The story is about a police officer who pretends to truly help the supposed blind daughter of the dead master of the Flying Daggers, a dangerous group that is fighting against…
Highly entertaining. Beautifully shot. A powerful tale of love and loyalty. You come for the roundhouse kicks, you stay for the target-seeking flying knives. Poetry in motion, this colourful and emotional tale of intrigue and ninja skills is not to be missed.
House of Flying Daggers's completely a beautiful masterpiece!
Everything is amazing in this film, the acting, scenarios, soundtrack, story... everything!
I never get tired of this film, especially because Takeshi Kaneshiro.
Promising first-act relationship-building devolves into a hilarious, twisty faux-epic. The action is incredible (some of the best action sequences ever put to film--the bamboo sequence in particular is stunning), and the laughs are consistent enough to outweigh most of the film's flaws. But on the negative side, the misogyny is pretty awful and, unfortunately, prominent.

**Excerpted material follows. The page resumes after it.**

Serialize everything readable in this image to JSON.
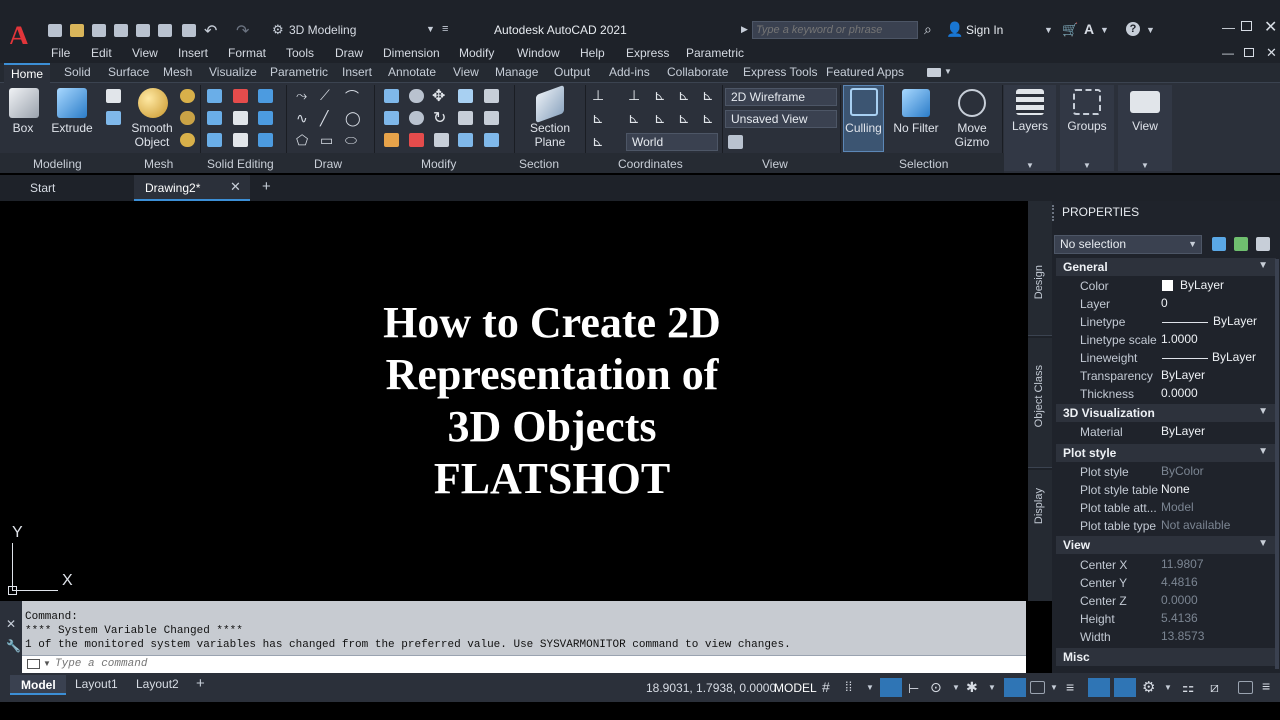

A real silly kung fu movie with great action scenes. Drags a bit too long and has some troubling story elements, but is a lot of fun on the whole.
One of the most beautiful films ever made, along with Life of Pi and Tree of Life. Every scene has a color palette, and every action is perfectly choreographed. This might give the sense of being stilted or robotic, but it rather felt like a ballet.
Of the flying martial arts genre, this is my favorite. Not only is it gorgeous, it is deeply emotional in a bittersweet way. The first two times I watched it, I didn't really pay much attention to the plot, so captivated I was by the images. This time, I wanted to remember the story, and I found it simple but powerfully romantic. The best version of Romeo and Juliet I've seen.
The House of…
Entertaining. Visually beautiful.